**Exercise**
For the entries that follow, tally the lines holding the string "username". Give the total and nothing else.

**Listed records**
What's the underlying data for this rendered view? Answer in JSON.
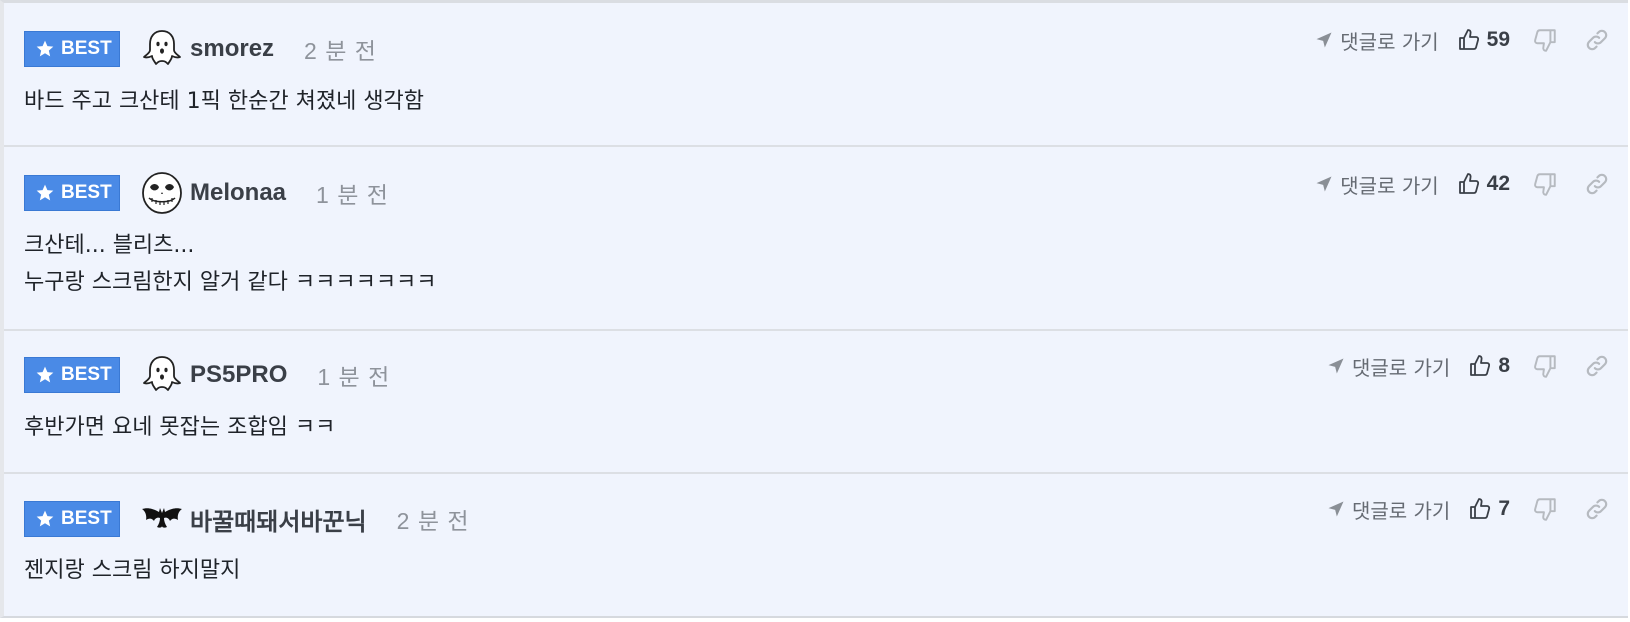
{
  "comments": [
    {
      "badge": "BEST",
      "avatar": "ghost-icon",
      "username": "smorez",
      "time": "2 분 전",
      "lines": [
        "바드 주고 크산테 1픽 한순간 쳐졌네 생각함"
      ],
      "goto_label": "댓글로 가기",
      "likes": "59"
    },
    {
      "badge": "BEST",
      "avatar": "skull-face-icon",
      "username": "Melonaa",
      "time": "1 분 전",
      "lines": [
        "크산테... 블리츠...",
        "누구랑 스크림한지 알거 같다 ㅋㅋㅋㅋㅋㅋㅋ"
      ],
      "goto_label": "댓글로 가기",
      "likes": "42"
    },
    {
      "badge": "BEST",
      "avatar": "ghost-icon",
      "username": "PS5PRO",
      "time": "1 분 전",
      "lines": [
        "후반가면 요네 못잡는 조합임 ㅋㅋ"
      ],
      "goto_label": "댓글로 가기",
      "likes": "8"
    },
    {
      "badge": "BEST",
      "avatar": "bat-icon",
      "username": "바꿀때돼서바꾼닉",
      "time": "2 분 전",
      "lines": [
        "젠지랑 스크림 하지말지"
      ],
      "goto_label": "댓글로 가기",
      "likes": "7"
    }
  ],
  "colors": {
    "badge_bg": "#4a8ae6",
    "row_bg": "#f0f4fd",
    "username": "#3a3f47",
    "time": "#8e939b"
  }
}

**Result of the task**
5